This issue made me smile in the late seventies, and re-reading it twenty plus years later as a jaded adult, a grown-up with a mortgage, a family and all the associated complications, problems and joys, it still does make me smile.

And for all that, it did exactly what a cover should do, it made you want to see what on earth was going on inside the comic.

Never afraid of hyperbole, Fantastic Four claimed to be “The World’s Greatest Comic Magazine”, this one breaks it down to the basics and just has emblazoned across the top –


Possibly the finest, most direct, marketing ploy in the history of the written word.

If you see this issue, anywhere, for any price, in any condition. Don’t Ask…

Russell Payne is a writer, musician and artist. The author of “Morris Telford – A Salopian Odyssey” and the BBC weblog of the same name. See for more info.

Guest Post – Captain America’s Bicentennial Conspiracy


by Kenn Thomas

madbomb.jpgSince it is impossible to pick a “favorite” single image or story from Kirby’s vast and brilliant oeuvre, as someone who writes about conspiracies, I feel obliged to draw attention to this aspect of Kirby’s art. Much can be said about the profound impact that the Kennedy assassination had on the artist. Kirby said as much, although Kirby chronicler Mark Evanier, who shuns conspiracies in general, claims not to be able to see it in his work. Suffice it to say that a change does appear in Fantastic Four and the other comics shortly after November 1963. Rather than write that essay, however, I would like to offer Kirby’s 1976 run of CAPTAIN AMERICA to demonstrate that Kirby did indeed have his finger on the pulse of the conspiracy underground.

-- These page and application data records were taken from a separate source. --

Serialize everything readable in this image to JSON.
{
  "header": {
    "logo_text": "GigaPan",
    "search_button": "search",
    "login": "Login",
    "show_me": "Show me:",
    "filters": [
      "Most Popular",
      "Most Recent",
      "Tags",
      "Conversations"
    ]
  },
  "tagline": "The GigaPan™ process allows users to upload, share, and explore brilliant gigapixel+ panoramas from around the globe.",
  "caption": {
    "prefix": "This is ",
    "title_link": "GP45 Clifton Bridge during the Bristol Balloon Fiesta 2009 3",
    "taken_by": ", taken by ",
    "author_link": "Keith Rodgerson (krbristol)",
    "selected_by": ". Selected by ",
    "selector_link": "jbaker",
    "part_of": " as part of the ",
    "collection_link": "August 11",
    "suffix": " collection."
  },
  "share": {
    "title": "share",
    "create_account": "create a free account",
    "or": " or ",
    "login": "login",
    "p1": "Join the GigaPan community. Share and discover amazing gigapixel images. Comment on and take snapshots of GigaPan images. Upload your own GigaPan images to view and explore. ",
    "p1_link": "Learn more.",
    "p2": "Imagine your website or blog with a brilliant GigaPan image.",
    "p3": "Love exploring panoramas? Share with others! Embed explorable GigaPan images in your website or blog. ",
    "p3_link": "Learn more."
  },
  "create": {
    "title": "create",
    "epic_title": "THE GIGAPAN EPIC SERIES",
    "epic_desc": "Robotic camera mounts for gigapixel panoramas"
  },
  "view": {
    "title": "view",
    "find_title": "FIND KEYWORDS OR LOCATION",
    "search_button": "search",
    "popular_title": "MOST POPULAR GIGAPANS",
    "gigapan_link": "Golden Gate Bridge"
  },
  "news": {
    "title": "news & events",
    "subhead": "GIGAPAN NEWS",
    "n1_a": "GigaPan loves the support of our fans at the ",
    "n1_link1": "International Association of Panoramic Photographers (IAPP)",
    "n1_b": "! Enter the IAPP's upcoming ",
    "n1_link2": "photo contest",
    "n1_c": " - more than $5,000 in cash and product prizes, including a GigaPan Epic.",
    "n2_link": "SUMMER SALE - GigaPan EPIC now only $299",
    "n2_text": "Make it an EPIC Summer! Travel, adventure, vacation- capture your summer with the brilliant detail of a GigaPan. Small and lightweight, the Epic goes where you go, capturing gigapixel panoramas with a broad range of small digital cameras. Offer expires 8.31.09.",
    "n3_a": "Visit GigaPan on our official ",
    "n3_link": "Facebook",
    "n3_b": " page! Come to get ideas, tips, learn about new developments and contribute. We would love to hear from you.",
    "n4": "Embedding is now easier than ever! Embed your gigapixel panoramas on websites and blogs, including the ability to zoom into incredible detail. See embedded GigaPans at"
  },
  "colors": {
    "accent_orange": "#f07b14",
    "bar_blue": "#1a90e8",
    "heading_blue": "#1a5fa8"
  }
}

I often explain to people in that subculture that the good captain was fighting Nazis back in World War II, created by Jack Kirby (along with partner Joe Simon), a legendary figure in the American comic book industry who died in 1994 but who remains contemporary in part as a principle visual chronicler of conspiracy from the time of the US Bicentennial. Marvel recently released in graphic novel form Madbomb, the story arc that Kirby developed after returning to the company in 1976, the bicentennial year. Weirdly, the original run of the comic at that time ended with issue #200. Conspiracy was not a regular theme in Kirby’s work and not one actually found too often in the popular culture at all prior to the X-Files. So it is doubly surprising to discover the theme in this collection.

henny.jpgMadbomb involves a mind-control weapon, one that accurately reflected the then emerging “paranoid” complaints of the “wavies”, a large number of American citizens who felt they had been harassed and victimized by directed microwave weapons designed to destroy their minds. After the tumultuous politics of the previous decade, starting with the JFK assassination, many people in America thought they were going crazy and began attributing it to a developing new and secret technology. Kirby imagines this as a weapon of mass destruction, alludes to conspiracy on every page and includes Men In Black and underground bunkers in the “western badlands” in a way that prefigures remarkably the 1980s stories about Area 51 He even includes the master conspiracy bugaboo Henry Kissinger as a character in the tale!

My final point to conspiracy heads and comics fan alike is that Kirby knew about conspiracy. In his career, he labored under work-for-hire contracts that deprived him of the mega-billions in profits his creations, such as the X-Men, Spider-Man and the Hulk, now make for Marvel as licensing properties and block buster movies.


Kenn Thomas is the author of such books as The Octopus, NASA, Nazis and JFK, Maury Island UFO, Popular Alienation and others. His next book, Conspiracy Files, will be published by Reader’s Digest in July. He also does the magazine Steamshovel Press, see for more info.